6) Can the permission to celebrate using the Missale Romanum of 1962 be granted ad tempus (on a temporary basis)?
Archbishop Roche responds that this is “not only possible but also recommended.” He explains that this allows the bishop to assess whether “everything is in harmony with the direction established by the Motu Proprio. The outcome of this assessment can provide grounds for prolonging or suspending the permission.”
7) Does the permission granted by a diocesan Bishop to celebrate using the 1962 Missal only apply to the territory of his diocese?
8) If the authorized Priest is absent or unable to attend, must the person replacing him also have formal authorization?

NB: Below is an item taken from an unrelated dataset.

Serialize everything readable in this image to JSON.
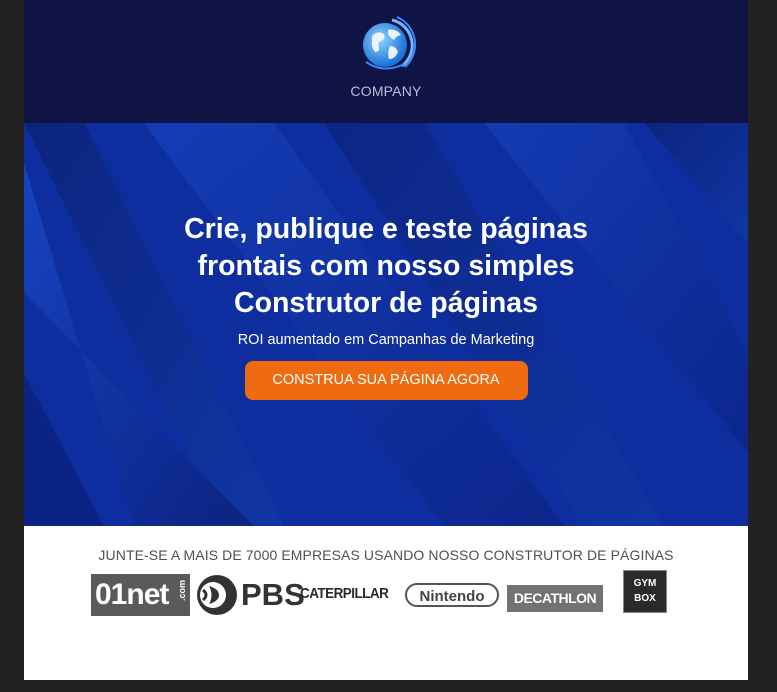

Archbishop Roche answers in the affirmative. This means that anyone celebrating Mass according to the older form must have permission, without exception.
9) Do Deacons and instituted ministers participating in celebrations using the older Missal need permission from the diocesan bishop?
10) “Can a Priest who is authorized to celebrate with the Missale Romanum of 1962 and who also celebrates on weekdays with the Missale Romanum of the reform of the Second Vatican Council, binate using the Missale Romanum of 1962?”
Archbishop Roche responds in the negative.
“Binate” means to celebrate two Masses on the same day. According to Catholic teaching and theology, ideally a priest will celebrate only one Mass per day on weekdays. (Although in practice, many priests regularly binate—or trinate—for “just cause” or “pastoral necessity.”) Archbishop Roche goes on to explain that the right of the faithful to the celebration of the Eucharist is not denied (and therefore there is no “just cause”) because the faithful always have the option to participate according to the Vatican II rite.
11) Can a Priest who is authorized to celebrate using the 1962 Missal celebrate on the same day with the same Missal for another group of faithful who have received authorization?
According to Archbishop Roche, once again, “It is not possible to grant bination on the grounds that there is no ‘just cause’ or ‘pastoral necessity’ as required by canon 905 §2: the right of the faithful to the celebration of the Eucharist is in no way denied, since they are offered the possibility of participating in the Eucharist in its current ritual form.”
Pope Francis means business. In the months immediately following the promulgation of Traditionis Custodes I wondered whether the document would lead to any significant changes. Many bishops, especially in the US, were carrying on as usual and essentially ignoring the document. Some even invoked canon 87, §1 in order to dispense their dioceses from having to implement it.
The question now is whether they’ll listen. It is becoming increasingly clear that beyond the ongoing open attacks against the papacy by radical traditionalists, the cold war between the US bishops and Pope Francis is beginning to heat up. Is this the start of a reckoning?
The legacy of Pope Francis and the Second Vatican Council are very much on the line, and the future of the Church, especially in the United States, is at stake.
 “Extreme unction” was the common English name for the Sacrament of the Anointing of the Sick before Vatican II.
 There are situations where a priest, rather than a bishop, does normally celebrate the Sacrament of Confirmation, such as when receiving an adult into the Church, or in the danger of death, and when delegated by the bishop for just cause. That said, in the Latin Church, the ordinary minister of the Sacrament of Confirmation is the bishop. The only minister of Holy Orders is a bishop.
Image: Adobe Stock.
Mike Lewis is a writer and graphic designer from Maryland, having worked for many years in Catholic publishing. He's a husband, father of four, and a lifelong Catholic. He's active in his parish and community. He is the founding managing editor for Where Peter Is.